Rare earths, a group of 17 elements that appear in low concentrations in the ground, are used in a wide-range of products stretching from lasers and military equipment to magnets found in consumer electronics.
China supplied 80% of the rare earths imported by the United States from 2014 to 2017, with Chinese state newspapers last month reporting Beijing could use that as leverage in the ongoing trade dispute between the two.
Source: China rare earth prices soar on their potential role in trade war – Reuters
The United States is pursuing the sale of more than $2 billion worth of tanks and weapons to Taiwan, four people familiar with the negotiations said, sparking anger from Beijing which is already involved in an escalating trade war with Washington.
An informal notification of the proposed sale has been sent to the U.S. Congress, the four sources said on condition of anonymity because they were not authorized to speak about the possible deal.
Source: Exclusive: U.S. pursues sale of over $2 billion in weapons to Taiwan, sources say, angering China – Reuters

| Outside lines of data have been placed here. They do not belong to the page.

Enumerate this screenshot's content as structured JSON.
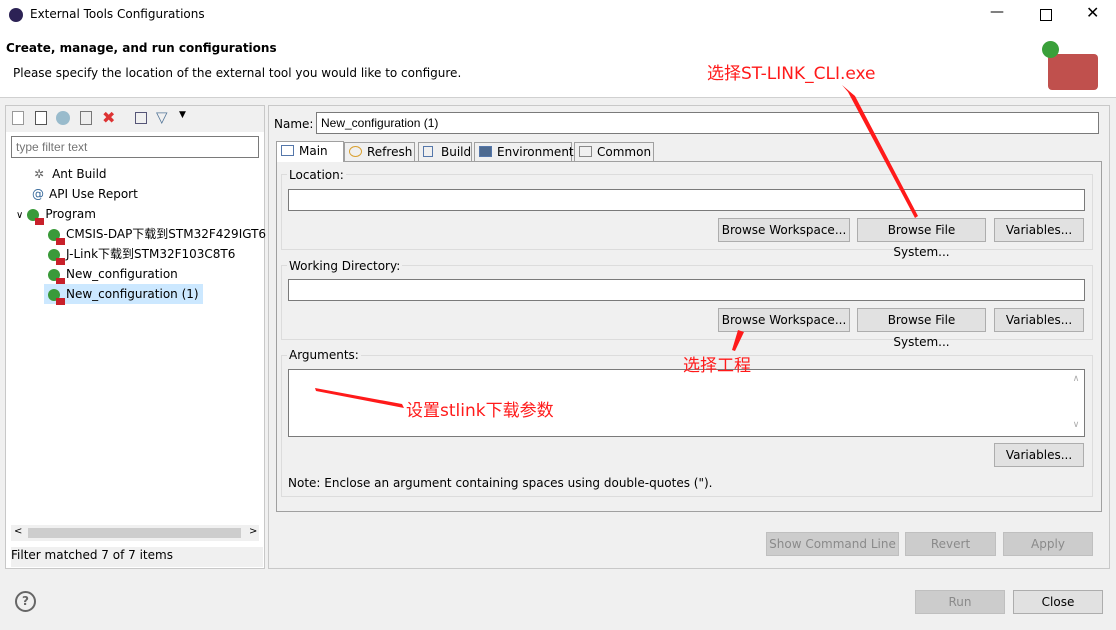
{
  "window": {
    "title": "External Tools Configurations"
  },
  "header": {
    "title": "Create, manage, and run configurations",
    "subtitle": "Please specify the location of the external tool you would like to configure."
  },
  "left": {
    "filter_placeholder": "type filter text",
    "tree": [
      {
        "label": "Ant Build",
        "icon": "ant-icon"
      },
      {
        "label": "API Use Report",
        "icon": "report-icon"
      },
      {
        "label": "Program",
        "icon": "program-icon",
        "expanded": true
      },
      {
        "label": "CMSIS-DAP下载到STM32F429IGT6",
        "icon": "program-icon"
      },
      {
        "label": "J-Link下载到STM32F103C8T6",
        "icon": "program-icon"
      },
      {
        "label": "New_configuration",
        "icon": "program-icon"
      },
      {
        "label": "New_configuration (1)",
        "icon": "program-icon",
        "selected": true
      }
    ],
    "status": "Filter matched 7 of 7 items"
  },
  "main": {
    "name_label": "Name:",
    "name_value": "New_configuration (1)",
    "tabs": [
      "Main",
      "Refresh",
      "Build",
      "Environment",
      "Common"
    ],
    "location_label": "Location:",
    "location_value": "",
    "workdir_label": "Working Directory:",
    "workdir_value": "",
    "arguments_label": "Arguments:",
    "arguments_value": "",
    "browse_workspace": "Browse Workspace...",
    "browse_fs": "Browse File System...",
    "variables": "Variables...",
    "note": "Note: Enclose an argument containing spaces using double-quotes (\").",
    "show_cmd": "Show Command Line",
    "revert": "Revert",
    "apply": "Apply"
  },
  "footer": {
    "run": "Run",
    "close": "Close"
  },
  "annotations": {
    "a1": "选择ST-LINK_CLI.exe",
    "a2": "选择工程",
    "a3": "设置stlink下载参数",
    "color": "#ff1a1a"
  }
}
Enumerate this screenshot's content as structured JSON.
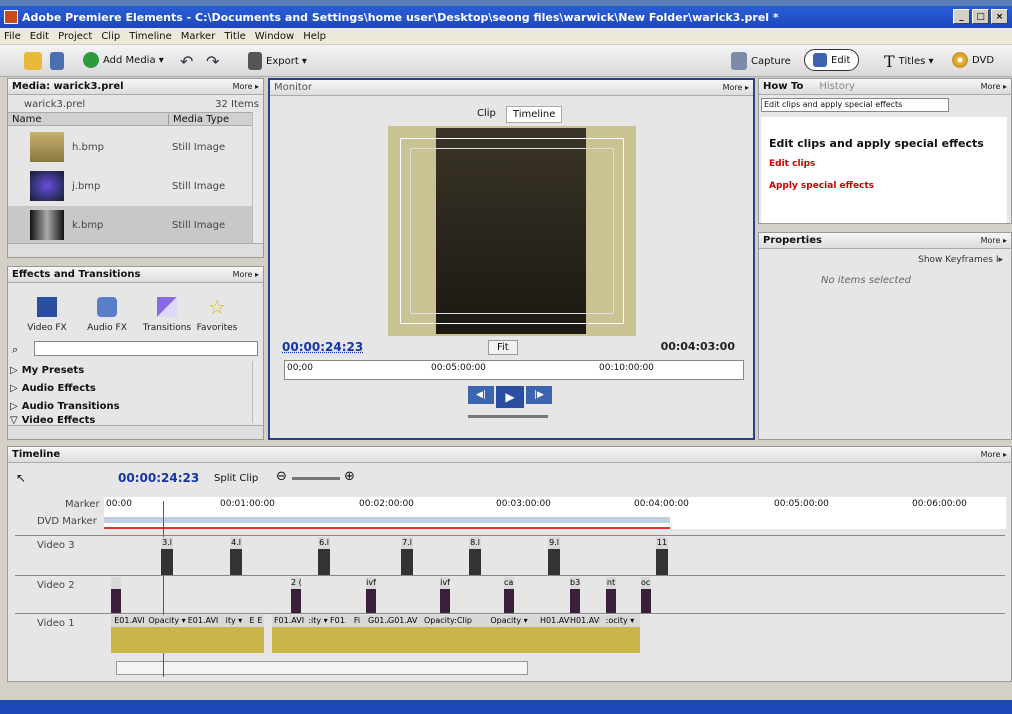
{
  "window": {
    "title": "Adobe Premiere Elements - C:\\Documents and Settings\\home user\\Desktop\\seong files\\warwick\\New Folder\\warick3.prel *",
    "buttons": [
      "_",
      "□",
      "×"
    ]
  },
  "menu": [
    "File",
    "Edit",
    "Project",
    "Clip",
    "Timeline",
    "Marker",
    "Title",
    "Window",
    "Help"
  ],
  "toolbar": {
    "add_media": "Add Media ▾",
    "export": "Export ▾",
    "capture": "Capture",
    "edit": "Edit",
    "titles": "Titles ▾",
    "dvd": "DVD"
  },
  "media": {
    "header": "Media: warick3.prel",
    "more": "More ▸",
    "project": "warick3.prel",
    "count": "32 Items",
    "col_name": "Name",
    "col_type": "Media Type",
    "items": [
      {
        "name": "h.bmp",
        "type": "Still Image"
      },
      {
        "name": "j.bmp",
        "type": "Still Image"
      },
      {
        "name": "k.bmp",
        "type": "Still Image"
      }
    ]
  },
  "effects": {
    "header": "Effects and Transitions",
    "more": "More ▸",
    "buttons": [
      "Video FX",
      "Audio FX",
      "Transitions",
      "Favorites"
    ],
    "tree": [
      "My Presets",
      "Audio Effects",
      "Audio Transitions",
      "Video Effects"
    ]
  },
  "monitor": {
    "header": "Monitor",
    "more": "More ▸",
    "tab_clip": "Clip",
    "tab_timeline": "Timeline",
    "timecode": "00:00:24:23",
    "fit": "Fit",
    "duration": "00:04:03:00",
    "ruler": [
      "00;00",
      "00:05:00:00",
      "00:10:00:00"
    ]
  },
  "howto": {
    "tab1": "How To",
    "tab2": "History",
    "more": "More ▸",
    "dropdown": "Edit clips and apply special effects",
    "title": "Edit clips and apply special effects",
    "links": [
      "Edit clips",
      "Apply special effects"
    ]
  },
  "properties": {
    "header": "Properties",
    "more": "More ▸",
    "show_kf": "Show Keyframes I▸",
    "empty": "No items selected"
  },
  "timeline": {
    "header": "Timeline",
    "more": "More ▸",
    "timecode": "00:00:24:23",
    "split": "Split Clip",
    "marker": "Marker",
    "dvd_marker": "DVD Marker",
    "ruler": [
      "00:00",
      "00:01:00:00",
      "00:02:00:00",
      "00:03:00:00",
      "00:04:00:00",
      "00:05:00:00",
      "00:06:00:00"
    ],
    "tracks": [
      "Video 3",
      "Video 2",
      "Video 1"
    ],
    "v3_clips": [
      "3.l",
      "4.l",
      "6.l",
      "7.l",
      "8.l",
      "9.l",
      "11"
    ],
    "v2_clips": [
      "",
      "2 (",
      "ivf",
      "ivf",
      "cal",
      "b3",
      "nt",
      "ocl"
    ],
    "v1_clips": [
      "E01.AVI",
      "Opacity ▾",
      "E01.AVI",
      "ity ▾",
      "E",
      "E",
      "F01.AVI",
      ":ity ▾",
      "F01.AVI",
      "Fi",
      "G01.AVI",
      "G01.AVI",
      "Opacity:Clip",
      "Opacity ▾",
      "H01.AVI",
      "H01.AVI",
      ":ocity ▾"
    ]
  },
  "colors": {
    "titlebar": "#1c48b8",
    "timecode": "#1435a8",
    "link": "#cc0000",
    "playhead": "#d22"
  }
}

As Special Counsel Robert Mueller recently re-emphasized, there is no doubt that the Russian government interfered in the 2016 election. But was the goal of that interference to elect Donald Trump, or simply to sow discord and drive already-polarized Americans even farther apart?
A new analysis of tweets produced by Russian troll farms suggests the answer is both.
Source: How Russian Trolls Helped Elect Donald Trump – Pacific Standard
For more than two weeks now, Baltimore has been battling a major ransomware attack on its city government infrastructure.
The city government’s email, voicemail, property tax portal, and water bill and parking ticket payment systems have all been affected, and more than 1,000 pending home sales have been delayed.
(To add insult to injury, the Baltimore Sun reported Thursday that “Gmail accounts created by Baltimore officials as a workaround while the city recovers from the ransomware attack have been disabled because Google considers them business accounts that should be paid for, the mayor’s office said.” Though later that day Google said access to the Gmail accounts had been restored.)
The cause of these problems is a relatively new strain of malware called RobbinHood, which, like other ransomware programs, encrypts infected systems so that they cannot be used or accessed until a payment is made and the attackers provide the necessary decryption key.
It’s a deeply frustrating type of cybersecurity incident because it interrupts operations so completely.
Source: Should Baltimore Have Paid a Ransom to End a Cyberattack on City Infrastructure? – Pacific Standard
Unprecedented political developments are roiling Israel after Netanyahu was surprisingly unable to form a governing coalition despite another election win in April.
A rerun of the vote is set for Sept. 17, and Netanyahu’s fate could look very different by then. It is as intriguing of a domestic political reality as Israel has ever seen, with multiple moving parts and scenarios to contemplate.
The latest among many unprecedented twists came on May 29. Netanyahu had seemed invincible after April’s election, with a smooth path ahead to form a government, all-but securing support from 65 members of the 120-seat Knesset, Israel’s parliament.
But with the deadline for announcing a governing coalition just hours away, Netanyahu had only managed to secure the support of parties representing 60 lawmakers.
Source: An Election Rerun Shows Why Nothing Is Normal in Israeli Politics Anymore
The leaders also signed a joint statement, vowing to strengthen their strategic partnership. Companies from both countries inked about 30 agreements to work together, including one between China’s Huawei Technologies and a Russian telecommunications company on developing 5G networks.
Huawei has been a prime target in the trade war, with the U.S. claiming that its equipment could be used by Beijing for espionage.
Source: China doubles down on Russia ties to offset US pressure – Nikkei Asian Review